John: We’ll talk about the patient experience, too. They make their first appointment, their first visit, they follow up for treatments. When we toured the center, we were very much aware of how the patient experiences the waiting area, the treatment area, the song selection, the protocol, the rooms themselves, and I think that ties into what we’re doing here with the experience of music and its abilities to distract you in some ways, to make you feel just a little more human, a little more connected.

Dr. R: Yes. Here’s one thing that no cancer patient ever said, “I need more help focusing on my disease.” Nobody ever says that, nobody ever needs a reminder of the illness. What we focus on and I think one of the real positive attributes of the center is trying to really take everyone who enters that building, their mind away from the disease state. Our waiting room is like a lobby for a hotel as opposed to a sterile hospital room. We try to do little things, patients don’t wear standard gowns, they wear a robe. Yes, you are there to deal with the task of battling a disease, but you don’t need to be reminded of it every millimeter and every second of your day because that’s on your mind anyways. That spirit comes through and we’re fortunate to have an outstanding staff and phenomenal people working at the center who are into that.

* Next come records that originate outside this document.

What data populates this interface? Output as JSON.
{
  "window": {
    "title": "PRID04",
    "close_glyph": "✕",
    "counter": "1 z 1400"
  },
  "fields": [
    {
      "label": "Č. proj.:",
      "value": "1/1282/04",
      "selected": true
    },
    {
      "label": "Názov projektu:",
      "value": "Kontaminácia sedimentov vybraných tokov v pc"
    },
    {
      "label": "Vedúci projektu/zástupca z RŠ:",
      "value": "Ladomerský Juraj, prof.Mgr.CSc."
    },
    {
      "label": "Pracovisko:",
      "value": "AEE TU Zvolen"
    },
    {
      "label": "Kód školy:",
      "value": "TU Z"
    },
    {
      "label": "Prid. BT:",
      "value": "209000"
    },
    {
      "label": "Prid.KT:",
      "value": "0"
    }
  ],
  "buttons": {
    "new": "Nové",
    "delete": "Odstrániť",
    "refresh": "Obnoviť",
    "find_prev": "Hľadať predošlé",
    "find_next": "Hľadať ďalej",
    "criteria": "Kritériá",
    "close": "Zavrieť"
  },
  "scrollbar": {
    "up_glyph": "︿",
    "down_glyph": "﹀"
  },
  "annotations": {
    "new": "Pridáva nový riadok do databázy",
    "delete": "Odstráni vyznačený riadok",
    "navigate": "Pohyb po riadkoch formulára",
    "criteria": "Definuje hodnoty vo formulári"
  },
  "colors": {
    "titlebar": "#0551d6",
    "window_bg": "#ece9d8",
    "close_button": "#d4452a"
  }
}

John: Yes and when you’re diagnosed with cancer, you’re coming to this life and death situation, you’re suddenly introduced to new people and they’re going to be with you through the biggest fight of your life. Caregivers, my mom’s included, are in the patient’s and their families’ lives forever, and that’s a big responsibility.

Dr. R: Yes, you never know where that life preserver is going to come from. It could come from a small conversation you’re having over coffee or sitting next to a fireplace in the waiting area. It can come from a perfect stranger. You never know because, you’ll have these moments where you’re going to be vulnerable and the setting you’re in and the place that you’re in can lend itself to turning that into a positive moment versus having it be a profoundly sad moment. I think that our waiting area and the lobby we have, lends to patients and their family members helping one another out. There’s a sense of community there and that’s probably one of the strongest assets that we have.

James Kim

We had the privilege of caring for brain cancer patient James Kim, a 20-year-old student at the University of Washington who used the power of music to help him throughout his treatment process. James shared his experience with us at “Music Heals,” a collaboration with KEXP dedicated to the power of music to lift our spirts and heal our souls in the face of cancer.

Survivor James speaks at the 2nd annual Music Heals event.